First-year College of Fine Arts students recently had an opportunity to explore the architecture of ancient Athens through a rare book collection offering the first measured drawings of the Acropolis and other key sites. The course, called "Critical Art Histories," examines James Stuart and Nicholas Revett's Antiquities of Athens, housed in the University Libraries.
"These volumes are at once artwork, artifact and proof of the legacy of Greek architecture in the Western world," explained Julianne Mentzer (HS '08), a teaching assistant for the course and a former intern with the university's Posner Family Collection of rare books. "Students exposed to these rare volumes are able to see not only artistic renderings of Greek ruins, but historic representations of the cradle of civilization. They prove that architecture and art are crucial to understanding societies, cultures and the creative evolution of mankind."
The new course — which encourages teaching assistants and guest lecturers to add to the richness of course content through their own perspectives — was designed by Ting Chang, an art historian and assistant professor in the College of Fine Arts and the College of Humanities and Social Sciences.
"One of the fundamental goals of my course is to encourage students to see themselves as members of a community of creators in the College of Fine Arts and at Carnegie Mellon University," said Chang. "By having students in architecture work with their peers in theatre, art, music and design, I want to encourage all these future creators to start conversations and collaborations with each other from the beginning of their education."
Mentzer, in consultation with Mary Kay Johnsen, Carnegie Mellon's special collections librarian, proposed that the books be presented to the class.
Johnsen and architecture librarian Martin Aurand introduced the Antiquities of Athens to the students. Johnsen displayed the volumes and discussed their eighteenth-century vision and values and their role in classical studies. She also discussed rare books as artifacts and the publishing and graphic techniques that make the Antiquities of Athens a title of enduring value.
Aurand presented material from his book, The Spectator and the Topographical City, on the classical revival of the early twentieth century in Pittsburgh. At Mentzer's request, he discussed the work of Henry Hornbostel, who designed the Carnegie Mellon campus. He also focused on the Greek and Roman architectural influences on campus and the Oakland neighborhood — which for a time aspired to be a classical city in the tradition of Athens and Rome.
"This exemplary collaborative effort between teaching faculty and librarians allowed students to examine one the university's treasures and to learn about the persistence of classical Athens on their own campus," said Aurand.

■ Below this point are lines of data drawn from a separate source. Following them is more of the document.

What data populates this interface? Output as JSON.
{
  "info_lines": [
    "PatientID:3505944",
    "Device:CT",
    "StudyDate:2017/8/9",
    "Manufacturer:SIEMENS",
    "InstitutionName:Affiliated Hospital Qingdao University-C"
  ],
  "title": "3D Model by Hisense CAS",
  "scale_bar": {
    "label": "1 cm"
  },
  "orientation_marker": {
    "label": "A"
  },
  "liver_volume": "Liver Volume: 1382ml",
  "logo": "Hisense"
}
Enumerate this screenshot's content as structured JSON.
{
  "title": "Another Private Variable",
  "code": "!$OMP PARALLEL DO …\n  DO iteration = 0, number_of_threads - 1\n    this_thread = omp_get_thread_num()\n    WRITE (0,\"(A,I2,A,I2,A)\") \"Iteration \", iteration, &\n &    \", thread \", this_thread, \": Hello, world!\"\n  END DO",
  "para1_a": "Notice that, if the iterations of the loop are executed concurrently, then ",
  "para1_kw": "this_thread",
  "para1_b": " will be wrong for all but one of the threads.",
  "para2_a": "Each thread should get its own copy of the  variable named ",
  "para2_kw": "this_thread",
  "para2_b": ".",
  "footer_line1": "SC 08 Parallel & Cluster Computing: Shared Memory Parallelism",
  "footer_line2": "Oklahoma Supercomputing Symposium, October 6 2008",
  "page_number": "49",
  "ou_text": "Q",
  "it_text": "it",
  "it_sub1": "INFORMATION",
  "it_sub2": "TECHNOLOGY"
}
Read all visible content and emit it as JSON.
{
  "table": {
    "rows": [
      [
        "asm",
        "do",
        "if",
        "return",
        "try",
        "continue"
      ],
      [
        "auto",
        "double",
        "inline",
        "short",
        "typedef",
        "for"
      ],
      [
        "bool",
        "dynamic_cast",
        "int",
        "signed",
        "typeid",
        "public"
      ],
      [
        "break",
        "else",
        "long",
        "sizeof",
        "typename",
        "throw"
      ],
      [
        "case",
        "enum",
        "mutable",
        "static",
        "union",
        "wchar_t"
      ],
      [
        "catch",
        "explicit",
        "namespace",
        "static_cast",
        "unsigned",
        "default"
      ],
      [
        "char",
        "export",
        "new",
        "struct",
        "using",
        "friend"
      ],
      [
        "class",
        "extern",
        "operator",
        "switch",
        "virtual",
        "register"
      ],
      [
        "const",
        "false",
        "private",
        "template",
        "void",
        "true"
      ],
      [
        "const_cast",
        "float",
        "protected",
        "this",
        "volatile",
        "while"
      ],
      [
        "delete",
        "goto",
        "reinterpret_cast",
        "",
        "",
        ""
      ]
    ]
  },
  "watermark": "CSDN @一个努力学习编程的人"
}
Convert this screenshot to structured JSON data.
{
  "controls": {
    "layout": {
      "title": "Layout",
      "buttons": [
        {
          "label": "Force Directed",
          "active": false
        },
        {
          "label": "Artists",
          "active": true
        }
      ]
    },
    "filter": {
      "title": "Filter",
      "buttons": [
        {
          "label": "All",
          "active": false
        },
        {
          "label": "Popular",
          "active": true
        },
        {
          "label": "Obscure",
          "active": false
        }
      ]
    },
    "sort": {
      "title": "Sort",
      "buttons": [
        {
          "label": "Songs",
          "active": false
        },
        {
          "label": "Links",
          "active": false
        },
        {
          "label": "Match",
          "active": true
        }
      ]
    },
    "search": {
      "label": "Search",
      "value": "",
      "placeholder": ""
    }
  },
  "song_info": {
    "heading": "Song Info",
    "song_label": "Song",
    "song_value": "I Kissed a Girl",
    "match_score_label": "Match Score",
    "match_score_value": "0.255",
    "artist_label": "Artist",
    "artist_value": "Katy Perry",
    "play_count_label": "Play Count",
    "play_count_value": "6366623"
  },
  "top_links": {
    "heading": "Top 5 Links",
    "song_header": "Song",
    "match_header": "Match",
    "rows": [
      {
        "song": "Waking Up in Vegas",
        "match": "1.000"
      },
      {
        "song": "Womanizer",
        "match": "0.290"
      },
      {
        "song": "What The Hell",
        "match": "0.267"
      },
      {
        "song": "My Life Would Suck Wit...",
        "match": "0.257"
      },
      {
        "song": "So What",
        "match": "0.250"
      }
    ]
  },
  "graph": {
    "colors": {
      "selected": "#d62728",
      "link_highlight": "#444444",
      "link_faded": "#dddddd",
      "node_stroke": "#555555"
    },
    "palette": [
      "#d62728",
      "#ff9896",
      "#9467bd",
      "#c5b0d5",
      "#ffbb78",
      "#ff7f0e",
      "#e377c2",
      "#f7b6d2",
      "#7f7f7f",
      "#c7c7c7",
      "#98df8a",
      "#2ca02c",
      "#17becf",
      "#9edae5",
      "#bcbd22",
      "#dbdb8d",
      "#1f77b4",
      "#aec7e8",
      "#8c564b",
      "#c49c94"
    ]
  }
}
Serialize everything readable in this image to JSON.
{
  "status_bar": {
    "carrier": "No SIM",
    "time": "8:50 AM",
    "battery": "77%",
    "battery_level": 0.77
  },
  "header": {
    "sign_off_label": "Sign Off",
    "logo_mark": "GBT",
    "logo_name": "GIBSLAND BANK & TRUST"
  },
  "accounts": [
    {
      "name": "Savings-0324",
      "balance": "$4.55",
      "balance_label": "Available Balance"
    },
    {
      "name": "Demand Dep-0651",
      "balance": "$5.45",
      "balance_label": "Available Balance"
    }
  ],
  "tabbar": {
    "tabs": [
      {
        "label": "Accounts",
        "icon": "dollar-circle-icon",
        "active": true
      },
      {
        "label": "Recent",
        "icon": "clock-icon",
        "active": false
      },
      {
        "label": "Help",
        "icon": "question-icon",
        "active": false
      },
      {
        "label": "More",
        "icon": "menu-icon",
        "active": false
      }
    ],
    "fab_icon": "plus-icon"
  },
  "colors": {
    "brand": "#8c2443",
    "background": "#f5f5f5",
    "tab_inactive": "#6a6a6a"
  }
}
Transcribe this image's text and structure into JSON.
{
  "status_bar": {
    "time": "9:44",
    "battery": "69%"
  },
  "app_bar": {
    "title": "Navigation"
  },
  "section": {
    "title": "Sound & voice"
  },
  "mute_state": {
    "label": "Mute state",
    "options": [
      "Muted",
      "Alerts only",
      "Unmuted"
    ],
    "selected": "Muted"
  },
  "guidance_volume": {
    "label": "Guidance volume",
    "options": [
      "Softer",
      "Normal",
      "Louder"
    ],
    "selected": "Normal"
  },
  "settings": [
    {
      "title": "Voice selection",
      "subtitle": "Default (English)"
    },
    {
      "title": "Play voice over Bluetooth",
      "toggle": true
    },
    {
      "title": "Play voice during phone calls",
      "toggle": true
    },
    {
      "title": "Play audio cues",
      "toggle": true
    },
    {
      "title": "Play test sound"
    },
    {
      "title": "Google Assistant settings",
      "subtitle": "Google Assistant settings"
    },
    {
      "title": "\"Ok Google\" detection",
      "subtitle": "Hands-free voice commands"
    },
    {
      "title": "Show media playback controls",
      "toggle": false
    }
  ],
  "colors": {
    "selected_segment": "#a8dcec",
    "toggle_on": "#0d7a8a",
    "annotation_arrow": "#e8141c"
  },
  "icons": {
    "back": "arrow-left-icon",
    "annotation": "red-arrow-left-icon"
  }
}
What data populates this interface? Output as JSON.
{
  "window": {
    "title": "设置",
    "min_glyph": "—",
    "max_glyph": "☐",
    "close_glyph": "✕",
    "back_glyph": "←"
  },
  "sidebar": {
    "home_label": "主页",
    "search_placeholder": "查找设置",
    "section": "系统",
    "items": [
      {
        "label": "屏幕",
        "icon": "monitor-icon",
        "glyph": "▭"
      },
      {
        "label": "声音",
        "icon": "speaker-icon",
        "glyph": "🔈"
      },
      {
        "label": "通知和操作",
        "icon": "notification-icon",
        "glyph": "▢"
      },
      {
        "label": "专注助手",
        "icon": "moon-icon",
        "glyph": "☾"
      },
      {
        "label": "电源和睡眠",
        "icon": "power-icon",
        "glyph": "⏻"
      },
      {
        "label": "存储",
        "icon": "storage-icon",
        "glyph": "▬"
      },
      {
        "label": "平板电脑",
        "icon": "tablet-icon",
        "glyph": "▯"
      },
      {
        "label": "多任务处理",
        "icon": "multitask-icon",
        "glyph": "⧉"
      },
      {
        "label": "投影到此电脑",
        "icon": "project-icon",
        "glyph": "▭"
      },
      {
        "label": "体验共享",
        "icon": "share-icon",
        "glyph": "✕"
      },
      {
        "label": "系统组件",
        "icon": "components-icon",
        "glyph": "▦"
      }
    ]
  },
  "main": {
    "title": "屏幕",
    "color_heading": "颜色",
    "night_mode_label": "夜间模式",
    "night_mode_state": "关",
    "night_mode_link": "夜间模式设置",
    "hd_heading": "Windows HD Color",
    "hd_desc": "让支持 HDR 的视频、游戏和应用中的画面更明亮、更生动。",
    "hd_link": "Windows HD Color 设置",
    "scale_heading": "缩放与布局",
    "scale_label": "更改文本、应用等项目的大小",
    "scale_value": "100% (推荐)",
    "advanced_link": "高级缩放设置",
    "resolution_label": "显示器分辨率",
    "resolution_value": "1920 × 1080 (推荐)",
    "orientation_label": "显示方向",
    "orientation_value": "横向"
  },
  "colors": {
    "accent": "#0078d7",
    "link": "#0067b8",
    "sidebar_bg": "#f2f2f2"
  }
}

According to Mentzer, the new course offers first-year College of Fine Arts students the opportunity to take a step back from their intensive and specific projects and see the interconnectedness of the arts in society. She refers to it as "a bird's eye view" in which students analyze the connections between the Greek Democratic system and the proliferation of arts — particularly theater and architecture of the time.
"This method of thinking about artistic creation allows students to break down barriers between two seemingly opposite spheres of civilization — politics and art — and see their interconnectedness," said Mentzer. "Classical Athens is significant because it is such a great example of how the arts were used within society — as responses to politics, as signs of dominance and even as tools for worship."
The course consists of five case studies: the classical Greek world, Ming Dynasty China, Europe and the Americas, art and the industrial revolution and Vienna of 1900.
"This course aims to help students see art as interdisciplinary and crucial to human history and to our modern lives," Mentzer said. "Art is not just what we do; it is a vital part of our existence as human beings. It is who we are."